> _TASK TO CARRY OUT_:
Filter the listing below, keeping only the lines with the word "webjsftrembao".

> _GIVEN DATA_:
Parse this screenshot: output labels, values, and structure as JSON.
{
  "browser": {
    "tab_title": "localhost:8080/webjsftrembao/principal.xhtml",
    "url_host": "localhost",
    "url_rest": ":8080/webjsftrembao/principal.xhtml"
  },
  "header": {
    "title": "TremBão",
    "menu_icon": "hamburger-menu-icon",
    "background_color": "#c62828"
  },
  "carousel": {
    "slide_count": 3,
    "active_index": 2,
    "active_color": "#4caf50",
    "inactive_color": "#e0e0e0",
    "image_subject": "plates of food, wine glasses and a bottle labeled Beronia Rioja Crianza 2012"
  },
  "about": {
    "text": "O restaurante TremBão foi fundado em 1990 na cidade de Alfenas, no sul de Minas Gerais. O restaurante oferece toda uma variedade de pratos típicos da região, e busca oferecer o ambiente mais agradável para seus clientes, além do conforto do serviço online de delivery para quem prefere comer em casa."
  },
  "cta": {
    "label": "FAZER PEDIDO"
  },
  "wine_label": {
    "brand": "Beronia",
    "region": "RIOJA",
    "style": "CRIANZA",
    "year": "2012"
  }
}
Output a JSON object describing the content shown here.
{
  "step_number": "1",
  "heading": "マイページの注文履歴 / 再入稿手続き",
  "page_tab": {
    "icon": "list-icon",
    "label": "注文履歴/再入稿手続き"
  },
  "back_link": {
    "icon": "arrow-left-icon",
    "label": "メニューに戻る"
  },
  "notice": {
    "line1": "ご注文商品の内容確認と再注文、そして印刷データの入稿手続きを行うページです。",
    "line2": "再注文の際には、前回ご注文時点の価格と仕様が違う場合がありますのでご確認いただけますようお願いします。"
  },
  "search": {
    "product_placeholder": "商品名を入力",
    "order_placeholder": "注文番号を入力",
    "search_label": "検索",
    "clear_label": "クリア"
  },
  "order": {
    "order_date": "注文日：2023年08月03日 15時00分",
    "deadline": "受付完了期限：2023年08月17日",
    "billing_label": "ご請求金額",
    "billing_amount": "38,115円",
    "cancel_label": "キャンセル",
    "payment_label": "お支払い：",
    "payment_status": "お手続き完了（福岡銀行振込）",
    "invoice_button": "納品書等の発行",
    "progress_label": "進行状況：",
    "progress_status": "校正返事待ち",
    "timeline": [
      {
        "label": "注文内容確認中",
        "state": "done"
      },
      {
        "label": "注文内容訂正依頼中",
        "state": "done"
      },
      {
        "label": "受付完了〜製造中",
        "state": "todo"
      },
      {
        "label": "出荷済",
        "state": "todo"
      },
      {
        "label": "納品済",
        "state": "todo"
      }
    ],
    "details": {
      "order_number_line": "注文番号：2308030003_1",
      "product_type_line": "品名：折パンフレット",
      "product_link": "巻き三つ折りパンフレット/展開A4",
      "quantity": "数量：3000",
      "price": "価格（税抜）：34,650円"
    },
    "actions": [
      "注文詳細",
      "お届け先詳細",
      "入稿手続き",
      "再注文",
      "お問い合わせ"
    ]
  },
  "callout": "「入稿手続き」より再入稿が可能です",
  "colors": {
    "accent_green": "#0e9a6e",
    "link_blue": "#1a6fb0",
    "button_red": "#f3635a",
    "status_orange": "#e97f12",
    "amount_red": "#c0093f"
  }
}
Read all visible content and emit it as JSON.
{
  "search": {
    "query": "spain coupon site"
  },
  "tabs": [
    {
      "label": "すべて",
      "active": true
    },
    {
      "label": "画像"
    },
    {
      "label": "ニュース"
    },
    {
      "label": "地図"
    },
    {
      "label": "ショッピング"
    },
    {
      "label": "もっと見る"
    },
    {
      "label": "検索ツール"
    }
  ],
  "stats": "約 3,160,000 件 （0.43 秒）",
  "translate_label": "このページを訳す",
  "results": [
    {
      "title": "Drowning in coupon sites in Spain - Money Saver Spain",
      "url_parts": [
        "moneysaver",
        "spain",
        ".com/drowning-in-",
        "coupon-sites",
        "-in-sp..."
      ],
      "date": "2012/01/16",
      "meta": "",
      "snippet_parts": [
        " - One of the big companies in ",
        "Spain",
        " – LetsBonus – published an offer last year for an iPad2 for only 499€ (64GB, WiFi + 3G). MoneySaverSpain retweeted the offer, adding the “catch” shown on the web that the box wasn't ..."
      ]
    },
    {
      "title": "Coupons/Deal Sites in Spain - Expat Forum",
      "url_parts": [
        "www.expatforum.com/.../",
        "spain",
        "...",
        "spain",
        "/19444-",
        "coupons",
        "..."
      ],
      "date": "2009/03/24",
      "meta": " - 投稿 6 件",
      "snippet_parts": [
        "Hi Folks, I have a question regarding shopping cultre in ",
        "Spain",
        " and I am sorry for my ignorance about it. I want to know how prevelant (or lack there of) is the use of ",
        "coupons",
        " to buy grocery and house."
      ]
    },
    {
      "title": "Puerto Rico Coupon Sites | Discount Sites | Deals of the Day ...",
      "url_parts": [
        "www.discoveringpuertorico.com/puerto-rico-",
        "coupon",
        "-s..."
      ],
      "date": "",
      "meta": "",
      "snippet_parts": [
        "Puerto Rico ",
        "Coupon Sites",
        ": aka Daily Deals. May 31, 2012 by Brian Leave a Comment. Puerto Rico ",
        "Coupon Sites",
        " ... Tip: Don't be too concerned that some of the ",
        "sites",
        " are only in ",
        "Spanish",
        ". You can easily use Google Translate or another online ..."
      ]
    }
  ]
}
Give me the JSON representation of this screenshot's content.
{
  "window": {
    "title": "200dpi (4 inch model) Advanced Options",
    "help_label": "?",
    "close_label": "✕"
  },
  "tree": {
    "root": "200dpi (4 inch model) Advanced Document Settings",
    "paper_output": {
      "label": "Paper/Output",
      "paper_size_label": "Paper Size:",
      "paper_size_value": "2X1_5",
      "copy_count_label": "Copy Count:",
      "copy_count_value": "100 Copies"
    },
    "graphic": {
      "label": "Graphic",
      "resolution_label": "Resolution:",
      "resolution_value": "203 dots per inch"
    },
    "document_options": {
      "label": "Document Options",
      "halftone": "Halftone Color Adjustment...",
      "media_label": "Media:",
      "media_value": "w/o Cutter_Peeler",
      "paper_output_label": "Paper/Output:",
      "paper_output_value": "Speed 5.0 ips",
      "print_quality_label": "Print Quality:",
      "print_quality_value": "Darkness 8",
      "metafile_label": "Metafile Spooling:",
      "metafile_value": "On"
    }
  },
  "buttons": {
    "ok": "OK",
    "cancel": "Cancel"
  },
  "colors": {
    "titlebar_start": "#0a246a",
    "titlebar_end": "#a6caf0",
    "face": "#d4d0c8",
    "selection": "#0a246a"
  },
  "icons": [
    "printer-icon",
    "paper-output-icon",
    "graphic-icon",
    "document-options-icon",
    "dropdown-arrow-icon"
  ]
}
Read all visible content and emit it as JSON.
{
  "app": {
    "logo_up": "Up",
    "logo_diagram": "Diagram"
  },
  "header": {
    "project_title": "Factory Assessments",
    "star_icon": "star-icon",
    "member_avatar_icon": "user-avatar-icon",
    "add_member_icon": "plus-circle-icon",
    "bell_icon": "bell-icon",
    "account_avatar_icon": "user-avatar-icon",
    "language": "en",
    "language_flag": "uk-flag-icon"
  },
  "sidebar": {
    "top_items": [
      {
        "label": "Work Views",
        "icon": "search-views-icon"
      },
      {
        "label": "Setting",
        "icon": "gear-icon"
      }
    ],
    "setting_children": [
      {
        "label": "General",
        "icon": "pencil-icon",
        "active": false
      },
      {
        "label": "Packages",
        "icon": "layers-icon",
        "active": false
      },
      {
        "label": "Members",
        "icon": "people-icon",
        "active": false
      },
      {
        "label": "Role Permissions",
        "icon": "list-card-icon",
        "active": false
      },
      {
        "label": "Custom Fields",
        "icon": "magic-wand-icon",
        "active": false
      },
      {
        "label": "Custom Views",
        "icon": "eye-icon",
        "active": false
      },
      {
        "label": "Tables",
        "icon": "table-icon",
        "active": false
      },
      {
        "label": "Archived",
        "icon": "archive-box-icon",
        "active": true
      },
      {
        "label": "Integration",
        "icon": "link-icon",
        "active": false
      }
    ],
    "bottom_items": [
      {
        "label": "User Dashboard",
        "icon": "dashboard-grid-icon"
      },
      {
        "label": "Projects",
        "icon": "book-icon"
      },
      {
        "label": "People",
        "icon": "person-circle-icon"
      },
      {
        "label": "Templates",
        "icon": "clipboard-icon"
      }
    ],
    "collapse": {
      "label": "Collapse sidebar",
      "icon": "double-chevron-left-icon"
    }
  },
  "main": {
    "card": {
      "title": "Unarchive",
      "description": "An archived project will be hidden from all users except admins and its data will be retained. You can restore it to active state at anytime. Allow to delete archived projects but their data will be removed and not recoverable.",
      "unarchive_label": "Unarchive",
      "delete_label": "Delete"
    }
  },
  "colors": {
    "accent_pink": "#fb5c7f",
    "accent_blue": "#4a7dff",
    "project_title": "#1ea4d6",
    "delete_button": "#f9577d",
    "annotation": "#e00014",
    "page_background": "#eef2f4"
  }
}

> _ANSWER TO THIS EXERCISE_:
    "tab_title": "localhost:8080/webjsftrembao/principal.xhtml",
    "url_rest": ":8080/webjsftrembao/principal.xhtml"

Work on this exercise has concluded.